Example: An employee received commissions of $192 for a commission computation period of 96 hours, including 16 overtime hours (i.e., two workweeks of 48 hours each). Dividing the $192 by 96 gives a $2 increase in the hourly rate. If the employee is entitled to overtime after 40 hours in a workweek, he is due an additional $16 for the commission computation period, representing an additional $1 for each of the 16 overtime hours.

[33 FR 986, Jan. 26, 1968, as amended at 46 FR 7310, Jan. 23, 1981]

If there are delays in crediting sales or debiting returns or allowances which affect the computation of commissions, the amounts paid to the employee for the computation period will be accepted as the total commission earnings of the employee during such period, and the commission may be allocated over the period from the last commission computation date to the present commission computation date, even though there may be credits or debits resulting from work which actually occurred during a previous period. The hourly increase resulting from the commission may be computed as outlined in the preceding paragraphs.

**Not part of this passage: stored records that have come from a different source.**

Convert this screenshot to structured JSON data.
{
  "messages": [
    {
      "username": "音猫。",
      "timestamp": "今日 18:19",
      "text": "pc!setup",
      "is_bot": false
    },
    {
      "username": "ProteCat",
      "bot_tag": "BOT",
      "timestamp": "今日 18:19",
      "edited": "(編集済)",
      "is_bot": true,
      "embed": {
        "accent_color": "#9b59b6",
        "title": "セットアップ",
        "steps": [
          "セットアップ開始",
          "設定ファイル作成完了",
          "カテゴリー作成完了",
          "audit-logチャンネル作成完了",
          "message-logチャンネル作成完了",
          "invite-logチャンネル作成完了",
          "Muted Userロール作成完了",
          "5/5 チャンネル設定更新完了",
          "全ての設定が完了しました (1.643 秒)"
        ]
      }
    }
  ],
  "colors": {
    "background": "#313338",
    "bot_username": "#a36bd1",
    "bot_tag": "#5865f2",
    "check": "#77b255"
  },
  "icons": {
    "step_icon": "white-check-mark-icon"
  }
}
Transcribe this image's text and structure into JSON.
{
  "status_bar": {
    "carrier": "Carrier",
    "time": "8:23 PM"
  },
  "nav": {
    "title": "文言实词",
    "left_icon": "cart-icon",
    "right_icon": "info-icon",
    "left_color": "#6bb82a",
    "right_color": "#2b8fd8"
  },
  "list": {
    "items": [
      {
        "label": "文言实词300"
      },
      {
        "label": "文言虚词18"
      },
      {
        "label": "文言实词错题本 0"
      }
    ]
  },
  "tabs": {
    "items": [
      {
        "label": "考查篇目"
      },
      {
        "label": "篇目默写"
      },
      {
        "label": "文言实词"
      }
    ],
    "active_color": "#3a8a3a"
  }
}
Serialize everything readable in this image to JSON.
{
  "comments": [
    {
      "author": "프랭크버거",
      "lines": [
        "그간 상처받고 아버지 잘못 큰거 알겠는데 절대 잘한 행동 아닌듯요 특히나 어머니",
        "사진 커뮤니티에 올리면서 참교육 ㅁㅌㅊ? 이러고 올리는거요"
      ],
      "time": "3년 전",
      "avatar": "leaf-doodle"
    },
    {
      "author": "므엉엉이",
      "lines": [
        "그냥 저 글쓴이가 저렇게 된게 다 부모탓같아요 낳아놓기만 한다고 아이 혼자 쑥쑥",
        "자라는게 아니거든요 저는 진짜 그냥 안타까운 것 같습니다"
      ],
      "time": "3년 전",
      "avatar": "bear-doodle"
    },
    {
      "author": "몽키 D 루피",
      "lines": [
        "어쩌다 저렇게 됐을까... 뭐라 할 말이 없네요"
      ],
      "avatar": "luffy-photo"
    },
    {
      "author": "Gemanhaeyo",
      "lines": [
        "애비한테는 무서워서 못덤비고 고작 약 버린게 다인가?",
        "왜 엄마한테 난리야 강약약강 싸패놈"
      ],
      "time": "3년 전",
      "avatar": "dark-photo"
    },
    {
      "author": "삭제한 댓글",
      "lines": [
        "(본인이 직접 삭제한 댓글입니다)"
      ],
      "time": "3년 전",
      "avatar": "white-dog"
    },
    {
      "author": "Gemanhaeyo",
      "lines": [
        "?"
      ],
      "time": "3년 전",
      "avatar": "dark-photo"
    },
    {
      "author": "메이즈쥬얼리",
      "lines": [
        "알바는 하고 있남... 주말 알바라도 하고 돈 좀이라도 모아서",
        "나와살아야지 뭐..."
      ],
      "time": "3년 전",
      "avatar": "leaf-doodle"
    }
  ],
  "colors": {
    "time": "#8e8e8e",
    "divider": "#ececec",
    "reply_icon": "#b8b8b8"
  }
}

Overtime pay for employees paid wholly or partly on a commission basis may be computed on an established basic rate, in lieu of the method described above. See §778.400 and part 548 of this chapter.